--- DATASET EXCERPTS ---
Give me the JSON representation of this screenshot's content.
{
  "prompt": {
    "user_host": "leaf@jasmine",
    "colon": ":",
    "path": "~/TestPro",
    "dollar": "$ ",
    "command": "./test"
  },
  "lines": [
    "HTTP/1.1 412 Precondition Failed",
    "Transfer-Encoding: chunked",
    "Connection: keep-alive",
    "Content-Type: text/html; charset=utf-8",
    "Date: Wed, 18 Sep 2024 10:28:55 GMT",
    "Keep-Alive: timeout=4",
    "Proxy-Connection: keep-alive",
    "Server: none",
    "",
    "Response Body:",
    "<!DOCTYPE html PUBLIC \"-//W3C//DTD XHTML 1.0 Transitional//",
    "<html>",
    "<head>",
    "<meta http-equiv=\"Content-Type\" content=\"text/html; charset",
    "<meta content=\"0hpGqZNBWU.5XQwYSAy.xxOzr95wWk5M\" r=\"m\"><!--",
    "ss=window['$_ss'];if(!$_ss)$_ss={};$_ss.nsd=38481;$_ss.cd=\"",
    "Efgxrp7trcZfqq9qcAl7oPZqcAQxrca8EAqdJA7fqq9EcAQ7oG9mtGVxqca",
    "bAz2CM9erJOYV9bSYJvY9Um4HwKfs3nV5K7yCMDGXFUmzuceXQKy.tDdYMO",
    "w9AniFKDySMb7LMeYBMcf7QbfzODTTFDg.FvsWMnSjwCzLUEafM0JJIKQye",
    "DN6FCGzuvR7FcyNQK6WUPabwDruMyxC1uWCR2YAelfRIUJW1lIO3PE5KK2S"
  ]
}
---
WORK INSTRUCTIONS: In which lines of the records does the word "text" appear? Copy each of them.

RESULT FOR THIS TASK:
    "Content-Type: text/html; charset=utf-8",
    "<meta http-equiv=\"Content-Type\" content=\"text/html; charset",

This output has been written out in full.